Luke Kerr-Dineen travels to Austin for a May Golf Digest look at TopGolf, part of the fast growing network of driving ranges that have taken the bowling alley concept, switched in golf and made the entire thing cool for just $20 an hour, $40 on weekend.
If you've been to one, I'd love to hear your thoughts?
It's 4 p.m. on a typical Thursday in February, and the TopGolf Austin driving range is packed. All of its more than 100 hitting bays are full. If you want to hit balls today, put your name on the nearly two-hour wait list and head to the bar.
Most people aren't used to waiting to hit balls on a range, but for the people of Austin, a few hours spent in line for one of the city's hottest social spots is expected.
Here golfers don't simply bash balls into the distance. They aim at various targets around the range. Hit into one and you're automatically assigned points that appear on the television screen at your bay. The farther the target and the closer you hit to its center, the more points you get. Think darts.
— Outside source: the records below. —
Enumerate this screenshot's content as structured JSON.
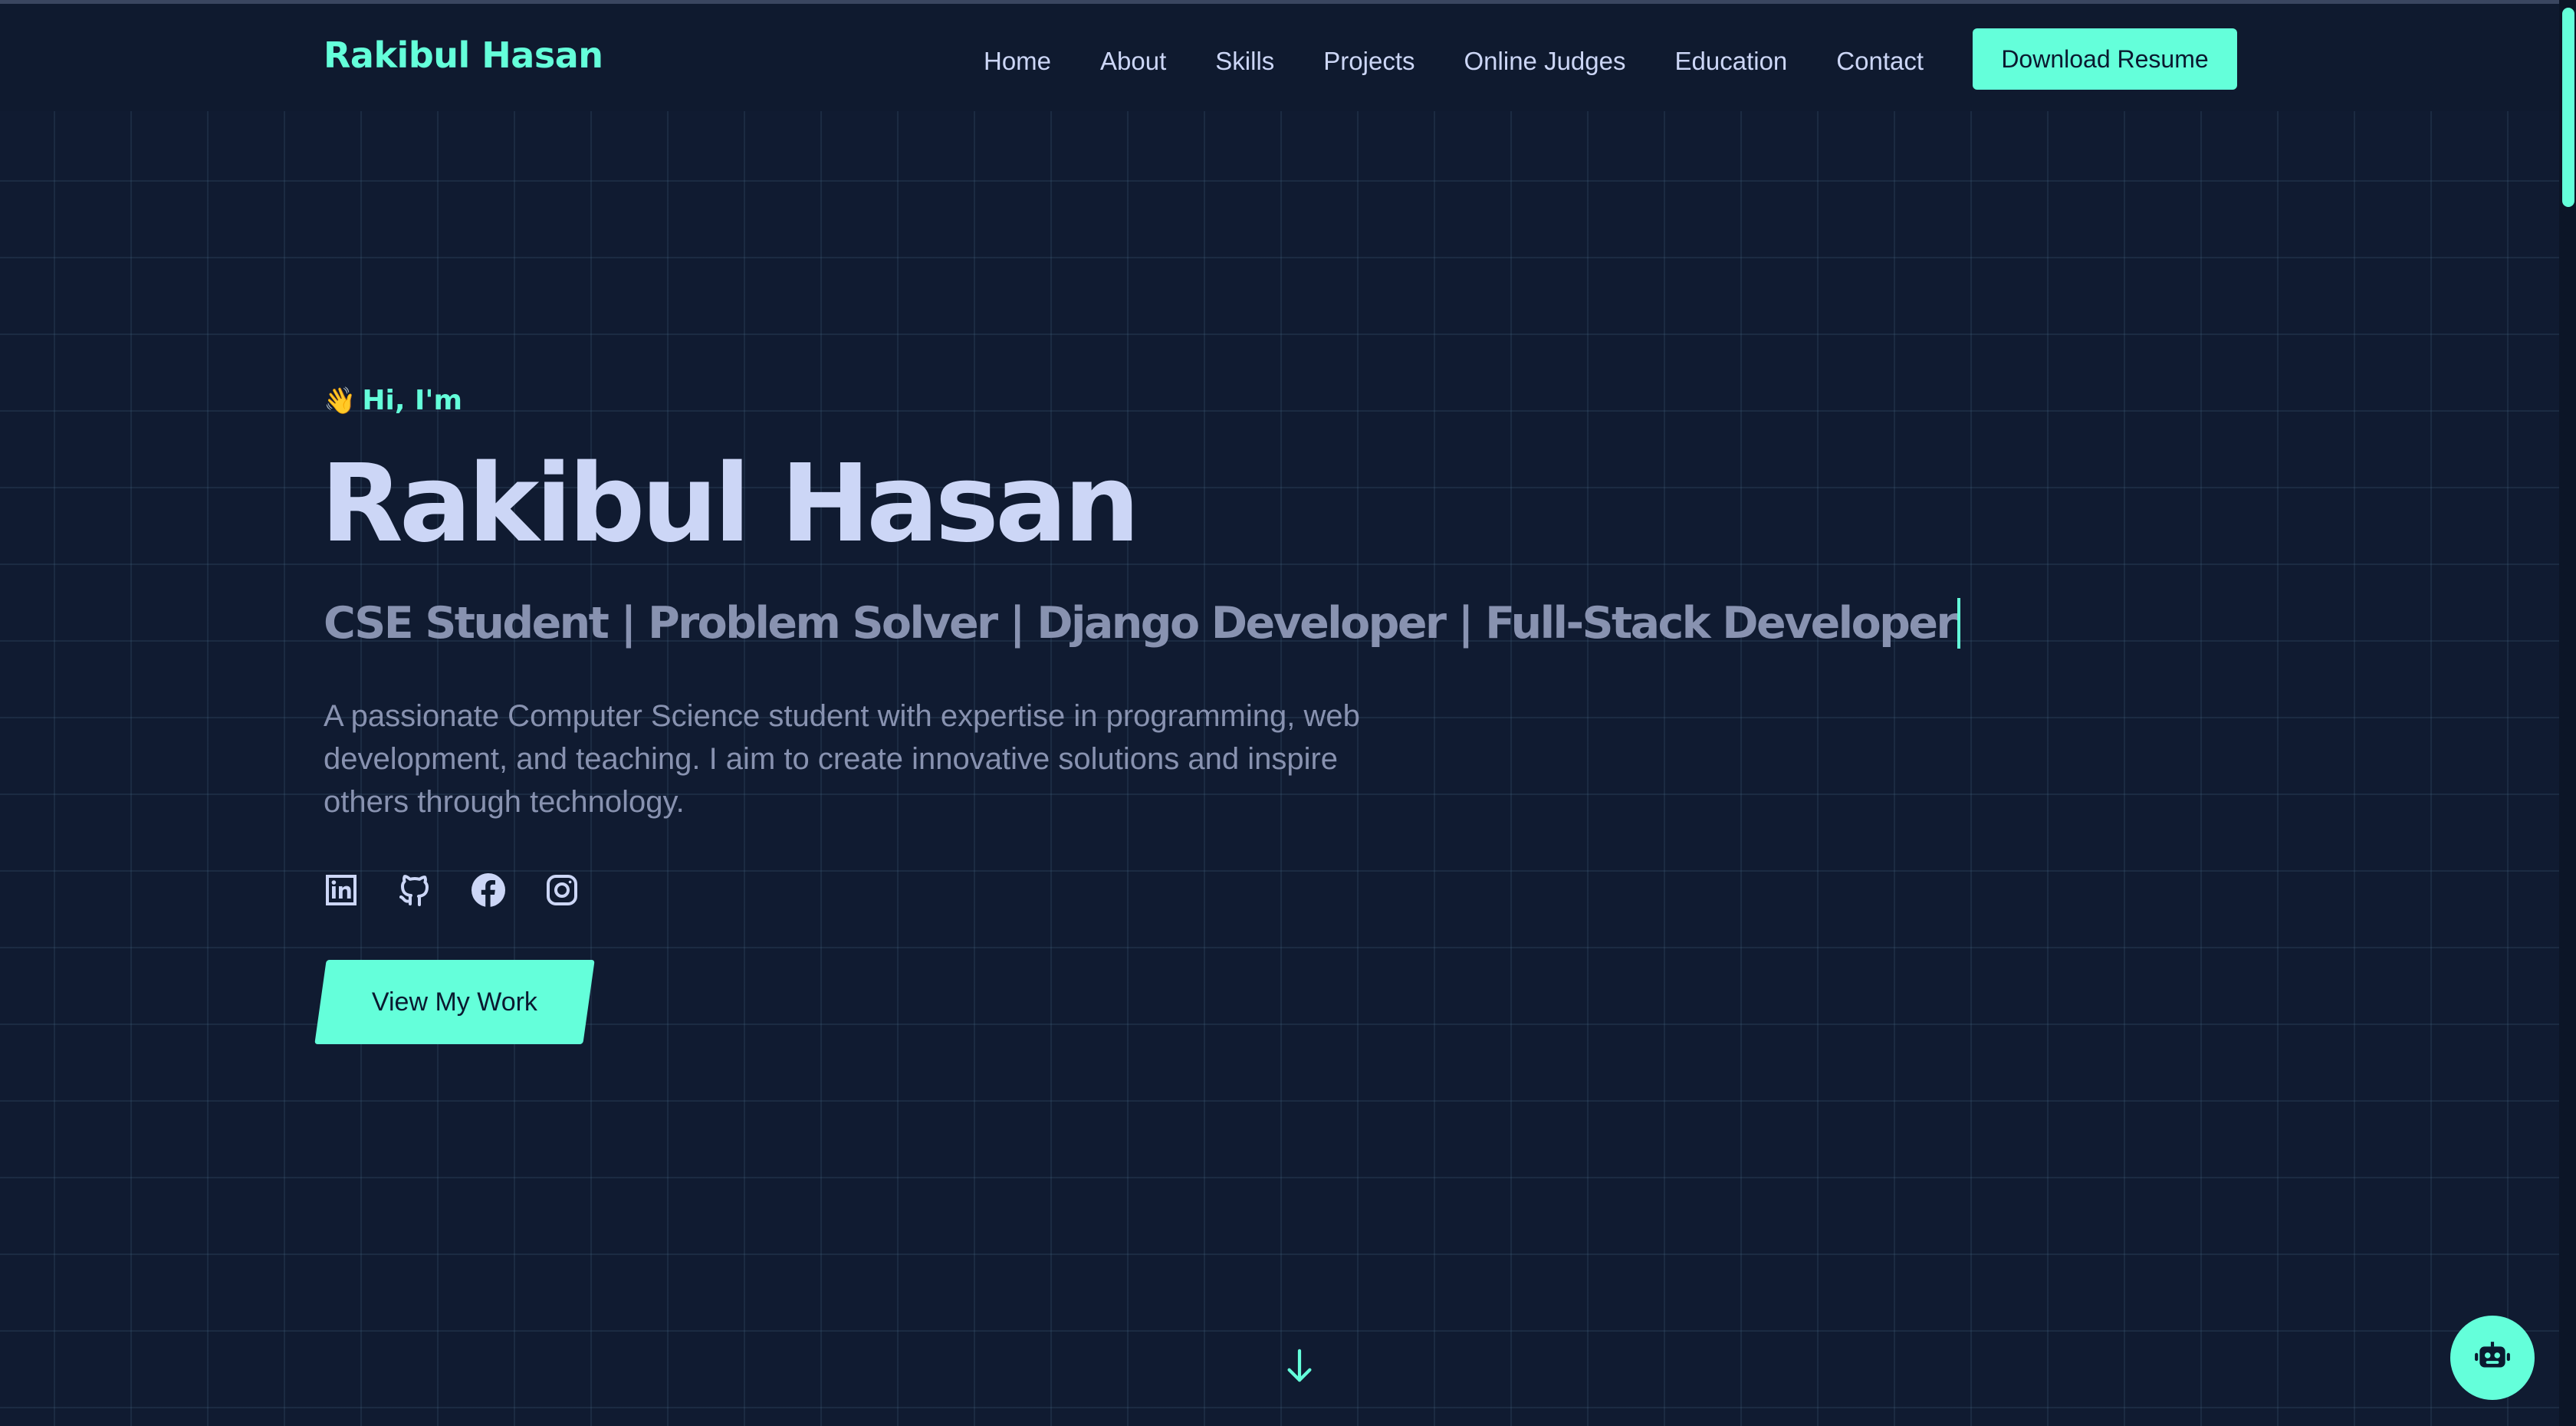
{
  "brand": {
    "name": "Rakibul Hasan"
  },
  "nav": {
    "links": [
      "Home",
      "About",
      "Skills",
      "Projects",
      "Online Judges",
      "Education",
      "Contact"
    ],
    "resume_label": "Download Resume"
  },
  "hero": {
    "greeting": "Hi, I'm",
    "greeting_icon": "waving-hand-icon",
    "name": "Rakibul Hasan",
    "roles": "CSE Student | Problem Solver | Django Developer | Full-Stack Developer",
    "description": "A passionate Computer Science student with expertise in programming, web development, and teaching. I aim to create innovative solutions and inspire others through technology.",
    "cta_label": "View My Work"
  },
  "socials": [
    {
      "icon": "linkedin-icon"
    },
    {
      "icon": "github-icon"
    },
    {
      "icon": "facebook-icon"
    },
    {
      "icon": "instagram-icon"
    }
  ],
  "colors": {
    "accent": "#64ffda",
    "background": "#101b31",
    "heading": "#ccd6f6",
    "muted": "#8892b0"
  }
}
Add loud Top-40 music, a menu that wouldn't seem out of place in a New York City gastropub, a sleek design, and out pops TopGolf—a self-styled "sports-entertainment facility" that's ascending through the golf industry unlike anything in recent history.